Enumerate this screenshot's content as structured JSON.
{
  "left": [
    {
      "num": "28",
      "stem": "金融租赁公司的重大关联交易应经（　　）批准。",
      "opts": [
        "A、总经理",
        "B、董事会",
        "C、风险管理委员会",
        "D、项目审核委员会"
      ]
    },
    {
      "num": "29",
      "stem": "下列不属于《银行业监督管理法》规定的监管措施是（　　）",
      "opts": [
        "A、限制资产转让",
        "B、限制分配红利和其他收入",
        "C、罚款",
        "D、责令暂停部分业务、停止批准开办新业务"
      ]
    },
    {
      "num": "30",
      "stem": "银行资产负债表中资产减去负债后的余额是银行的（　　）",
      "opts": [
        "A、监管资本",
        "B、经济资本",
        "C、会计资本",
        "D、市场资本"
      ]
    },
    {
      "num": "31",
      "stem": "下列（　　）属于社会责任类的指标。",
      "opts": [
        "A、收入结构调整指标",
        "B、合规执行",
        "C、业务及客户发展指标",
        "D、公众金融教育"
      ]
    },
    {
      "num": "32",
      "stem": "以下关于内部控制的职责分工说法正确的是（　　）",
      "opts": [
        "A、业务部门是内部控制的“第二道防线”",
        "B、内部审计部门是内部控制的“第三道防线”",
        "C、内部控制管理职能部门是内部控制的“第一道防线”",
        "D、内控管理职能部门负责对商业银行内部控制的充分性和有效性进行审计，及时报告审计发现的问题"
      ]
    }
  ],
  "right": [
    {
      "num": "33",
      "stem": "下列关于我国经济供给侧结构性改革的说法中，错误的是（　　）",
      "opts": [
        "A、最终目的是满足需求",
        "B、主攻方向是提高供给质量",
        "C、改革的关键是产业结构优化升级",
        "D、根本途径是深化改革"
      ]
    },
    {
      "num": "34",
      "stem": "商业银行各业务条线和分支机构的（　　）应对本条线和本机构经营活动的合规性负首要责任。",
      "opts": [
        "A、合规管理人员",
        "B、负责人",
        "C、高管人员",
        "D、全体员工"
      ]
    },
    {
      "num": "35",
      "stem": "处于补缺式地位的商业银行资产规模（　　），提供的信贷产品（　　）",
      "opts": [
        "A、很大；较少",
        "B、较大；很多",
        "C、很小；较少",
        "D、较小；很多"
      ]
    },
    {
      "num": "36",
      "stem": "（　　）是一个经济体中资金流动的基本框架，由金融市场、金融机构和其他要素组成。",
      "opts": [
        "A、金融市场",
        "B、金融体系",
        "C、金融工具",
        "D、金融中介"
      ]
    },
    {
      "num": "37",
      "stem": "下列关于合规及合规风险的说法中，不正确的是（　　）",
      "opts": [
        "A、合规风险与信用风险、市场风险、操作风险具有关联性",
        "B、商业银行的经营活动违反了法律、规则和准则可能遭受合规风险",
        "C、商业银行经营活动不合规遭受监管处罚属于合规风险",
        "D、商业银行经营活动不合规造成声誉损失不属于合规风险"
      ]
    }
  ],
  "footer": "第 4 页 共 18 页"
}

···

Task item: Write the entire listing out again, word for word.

Task solution:
Enumerate this screenshot's content as structured JSON.
{
  "left": [
    {
      "num": "28",
      "stem": "金融租赁公司的重大关联交易应经（　　）批准。",
      "opts": [
        "A、总经理",
        "B、董事会",
        "C、风险管理委员会",
        "D、项目审核委员会"
      ]
    },
    {
      "num": "29",
      "stem": "下列不属于《银行业监督管理法》规定的监管措施是（　　）",
      "opts": [
        "A、限制资产转让",
        "B、限制分配红利和其他收入",
        "C、罚款",
        "D、责令暂停部分业务、停止批准开办新业务"
      ]
    },
    {
      "num": "30",
      "stem": "银行资产负债表中资产减去负债后的余额是银行的（　　）",
      "opts": [
        "A、监管资本",
        "B、经济资本",
        "C、会计资本",
        "D、市场资本"
      ]
    },
    {
      "num": "31",
      "stem": "下列（　　）属于社会责任类的指标。",
      "opts": [
        "A、收入结构调整指标",
        "B、合规执行",
        "C、业务及客户发展指标",
        "D、公众金融教育"
      ]
    },
    {
      "num": "32",
      "stem": "以下关于内部控制的职责分工说法正确的是（　　）",
      "opts": [
        "A、业务部门是内部控制的“第二道防线”",
        "B、内部审计部门是内部控制的“第三道防线”",
        "C、内部控制管理职能部门是内部控制的“第一道防线”",
        "D、内控管理职能部门负责对商业银行内部控制的充分性和有效性进行审计，及时报告审计发现的问题"
      ]
    }
  ],
  "right": [
    {
      "num": "33",
      "stem": "下列关于我国经济供给侧结构性改革的说法中，错误的是（　　）",
      "opts": [
        "A、最终目的是满足需求",
        "B、主攻方向是提高供给质量",
        "C、改革的关键是产业结构优化升级",
        "D、根本途径是深化改革"
      ]
    },
    {
      "num": "34",
      "stem": "商业银行各业务条线和分支机构的（　　）应对本条线和本机构经营活动的合规性负首要责任。",
      "opts": [
        "A、合规管理人员",
        "B、负责人",
        "C、高管人员",
        "D、全体员工"
      ]
    },
    {
      "num": "35",
      "stem": "处于补缺式地位的商业银行资产规模（　　），提供的信贷产品（　　）",
      "opts": [
        "A、很大；较少",
        "B、较大；很多",
        "C、很小；较少",
        "D、较小；很多"
      ]
    },
    {
      "num": "36",
      "stem": "（　　）是一个经济体中资金流动的基本框架，由金融市场、金融机构和其他要素组成。",
      "opts": [
        "A、金融市场",
        "B、金融体系",
        "C、金融工具",
        "D、金融中介"
      ]
    },
    {
      "num": "37",
      "stem": "下列关于合规及合规风险的说法中，不正确的是（　　）",
      "opts": [
        "A、合规风险与信用风险、市场风险、操作风险具有关联性",
        "B、商业银行的经营活动违反了法律、规则和准则可能遭受合规风险",
        "C、商业银行经营活动不合规遭受监管处罚属于合规风险",
        "D、商业银行经营活动不合规造成声誉损失不属于合规风险"
      ]
    }
  ],
  "footer": "第 4 页 共 18 页"
}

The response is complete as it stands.